Shovel Knight was a beautiful love letter to challenging platformers of the 8 and 16-bit era. When games were almost exclusively two ‘D’s and side-scrolling, differentiated by their feel and rules.
This love letter is more of a love quilt, sewing together well-loved patches from different, but always classic game design. Just when you think you’ve figured out the Ducktales pogo Shovel Knight throws a beautiful Mario 3 world map at you.
What Shovel Knight succeeds at is (mostly) not letting the influences smother the experience. The extremely talented developers have learned from retro titles and distilled some of the best qualities while putting their own perspective on the whole thing. This love quilt has a great sense of humour, which is a trait I’m always glad to see in gaming. They’re supposed to be fun after all, and even the most intense films/novels/lives all have their lighter moments to maintain balance.
Shovel Knight left me with wonderful memories of Bosses that were as hilarious as they were challenging. Even a certain gauntlet that required a few attempts never felt cheap. The toughest battles walked the line of difficulty with grace. But could they have left out the instant death spikes?
Spikes hurt IRL but Shovel Knight is not a bubble to be popped. He’s wearing a friggin’ suit of armor and deals with enemies much scarier than some pointy pieces of pit filler. With the amount of spikes in this world you’d think Knight school would have a ‘how to fall on spikes’ class that teaches them to lay as flat as possible and avoid impalement. But nope, Mega Man had insta-kill spikes and Shovel Knight will too. It’s a shame because failing multiple times to pits and spikes was the only time I was frustrated enough to end a session.
Insta-death is something developers should take very seriously. Unless you’re a game like Super Meat Boy or Limbo that is built expecting multiple deaths and instant retries, it can halt momentum, and that’s a very bad thing. Shovel Knight combines this insta-death with the Souls mechanic of losing your resources with the one chance to regain them. This was an added stress that seriously eroded my will to continue several times. I understand that games of the 8-bit era were much less forgiving, but Darth Vader was also more forgiving than the Emperor and that didn’t make Imperial Officers feel any better.

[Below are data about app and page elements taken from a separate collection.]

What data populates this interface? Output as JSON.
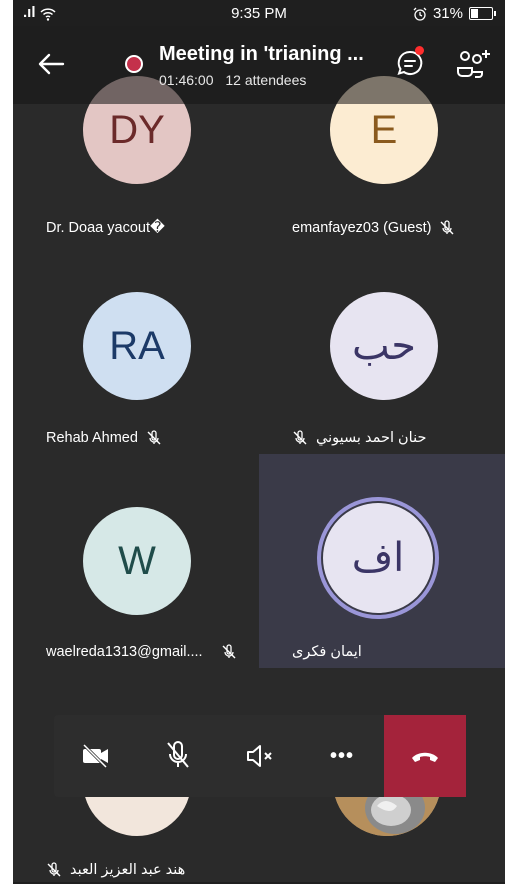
{
  "status_bar": {
    "signal": ".ıl",
    "time": "9:35 PM",
    "battery": "31%"
  },
  "header": {
    "title": "Meeting in 'trianing ...",
    "duration": "01:46:00",
    "attendees": "12 attendees"
  },
  "participants": [
    {
      "initials": "DY",
      "name": "Dr. Doaa yacout�",
      "muted": false,
      "bg": "#e3c6c4",
      "fg": "#6b2a2a"
    },
    {
      "initials": "E",
      "name": "emanfayez03 (Guest)",
      "muted": true,
      "bg": "#fcecd2",
      "fg": "#8a5a1e"
    },
    {
      "initials": "RA",
      "name": "Rehab Ahmed",
      "muted": true,
      "bg": "#cfdff1",
      "fg": "#1c3a68"
    },
    {
      "initials": "حب",
      "name": "حنان احمد بسيوني",
      "muted": true,
      "bg": "#e7e4f1",
      "fg": "#3b3566"
    },
    {
      "initials": "W",
      "name": "waelreda1313@gmail....",
      "muted": true,
      "bg": "#d6e8e7",
      "fg": "#1f4c4a"
    },
    {
      "initials": "اف",
      "name": "ايمان فكرى",
      "muted": false,
      "bg": "#e7e4f1",
      "fg": "#3b3566"
    },
    {
      "initials": "",
      "name": "هند عبد العزيز العبد",
      "muted": true,
      "bg": "#f2e6dc",
      "fg": "#6b4a2a"
    },
    {
      "initials": "",
      "name": "",
      "muted": false,
      "bg": "#c9a77a",
      "fg": "#3a2a10"
    }
  ],
  "controls": {
    "camera": "camera-off-icon",
    "mic": "mic-off-icon",
    "speaker": "speaker-off-icon",
    "more": "•••",
    "hangup": "hang-up-icon"
  }
}
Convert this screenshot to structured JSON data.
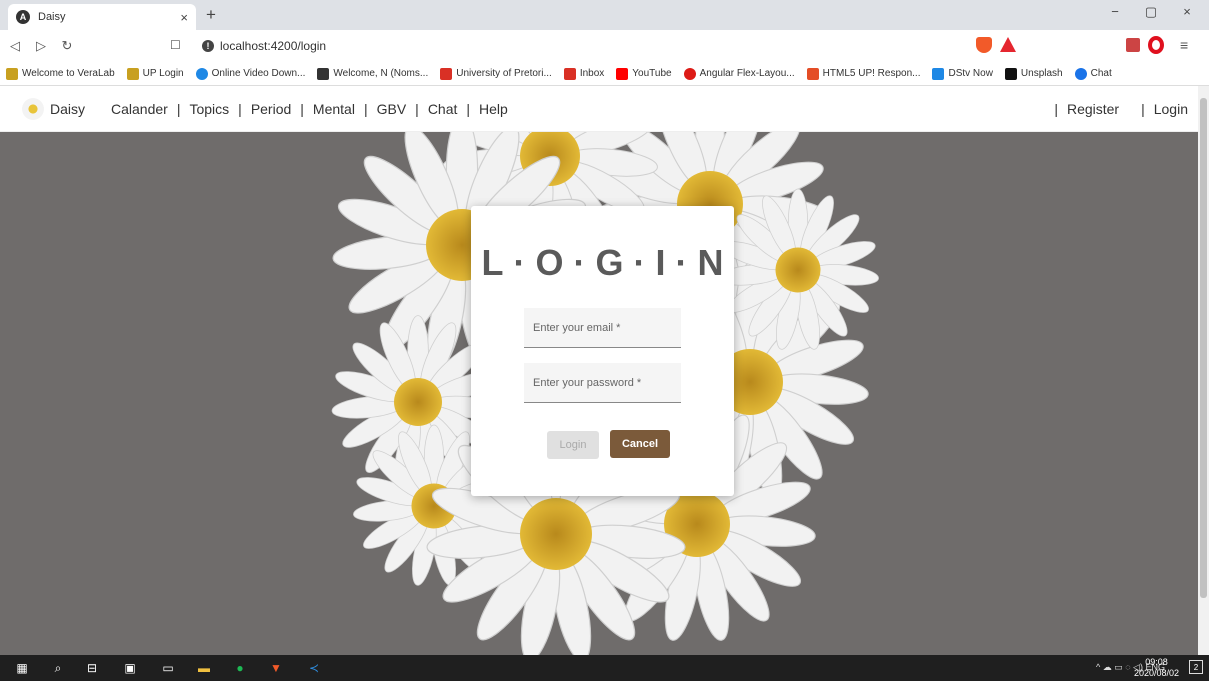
{
  "browser": {
    "tab_title": "Daisy",
    "tab_close": "×",
    "new_tab": "+",
    "url": "localhost:4200/login",
    "window_controls": [
      "−",
      "▢",
      "×"
    ],
    "bookmarks": [
      {
        "label": "Welcome to VeraLab",
        "icon_color": "#c8a020"
      },
      {
        "label": "UP Login",
        "icon_color": "#c8a020"
      },
      {
        "label": "Online Video Down...",
        "icon_color": "#1e88e5"
      },
      {
        "label": "Welcome, N (Noms...",
        "icon_color": "#333333"
      },
      {
        "label": "University of Pretori...",
        "icon_color": "#d93025"
      },
      {
        "label": "Inbox",
        "icon_color": "#d93025"
      },
      {
        "label": "YouTube",
        "icon_color": "#ff0000"
      },
      {
        "label": "Angular Flex-Layou...",
        "icon_color": "#dd1b16"
      },
      {
        "label": "HTML5 UP! Respon...",
        "icon_color": "#e44d26"
      },
      {
        "label": "DStv Now",
        "icon_color": "#1e88e5"
      },
      {
        "label": "Unsplash",
        "icon_color": "#111111"
      },
      {
        "label": "Chat",
        "icon_color": "#1a73e8"
      }
    ]
  },
  "app": {
    "brand": "Daisy",
    "nav": [
      "Calander",
      "Topics",
      "Period",
      "Mental",
      "GBV",
      "Chat",
      "Help"
    ],
    "separator": "|",
    "register": "Register",
    "login_link": "Login"
  },
  "login_form": {
    "title": "L·O·G·I·N",
    "email_placeholder": "Enter your email *",
    "password_placeholder": "Enter your password *",
    "login_button": "Login",
    "cancel_button": "Cancel"
  },
  "taskbar": {
    "language": "ENG",
    "time": "09:08",
    "date": "2020/08/02",
    "notifications": "2"
  },
  "colors": {
    "accent_brown": "#7b5a3a",
    "background_gray": "#6f6c6b",
    "daisy_yellow": "#d6a92a"
  }
}
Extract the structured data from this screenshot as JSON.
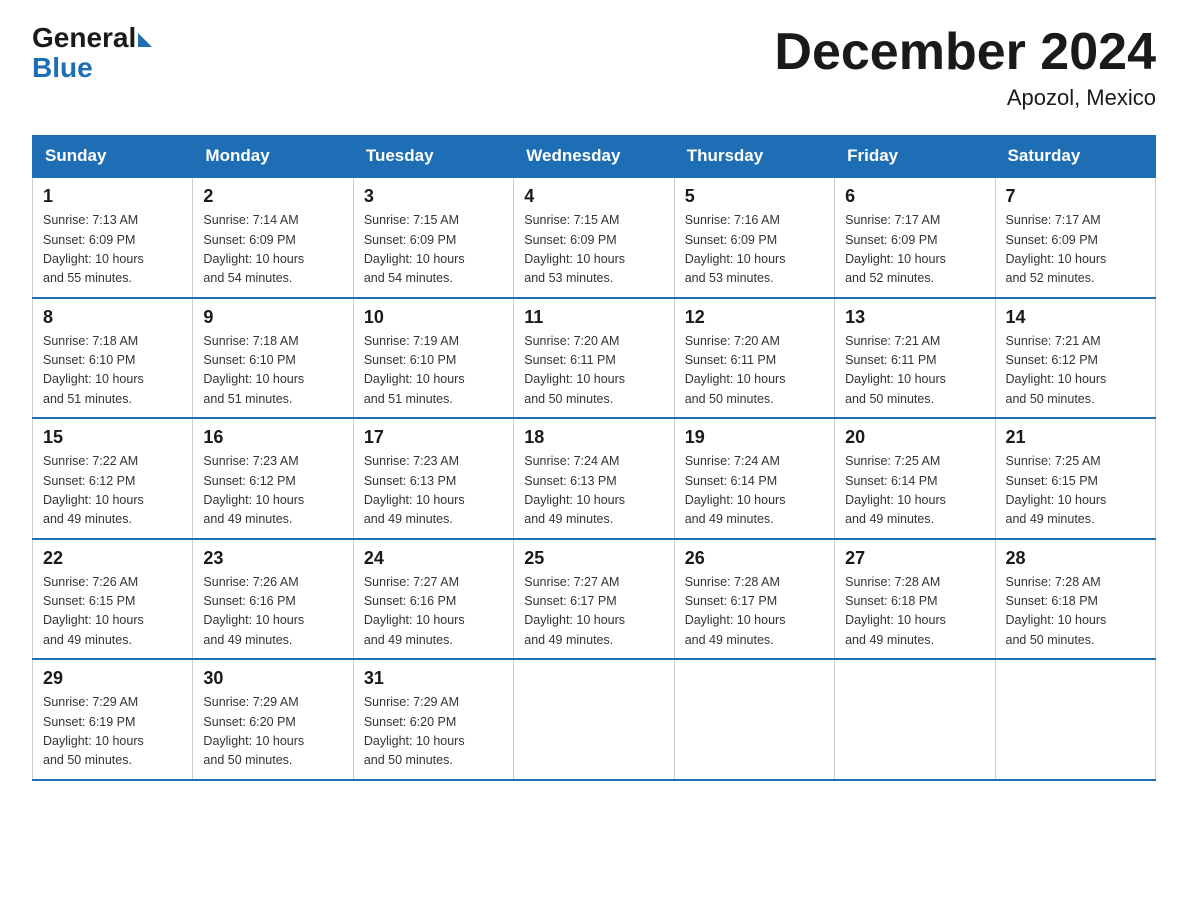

Perhaps an endless ability to retry from a checkpoint with zero consequence would have cheapened the challenge of the game, making it an eventuality, rather than a test of skill. But I for one dreaded the trudge back to the original point of death, often rushing and dying even earlier. Taking away resources also punishes the player for failure but neglects to reward the amount of time spent with the game. That sounds very entitled as I type it, but Blizzard has made millions of dollars by patting gamers on the back while simultaneously dangling a delicious carrot in front of them.
This blend of old and new isn’t easy, and Yacht Club Games have proved themselves incredibly talented developers. Shovel Knight is a new classic, spikes and all.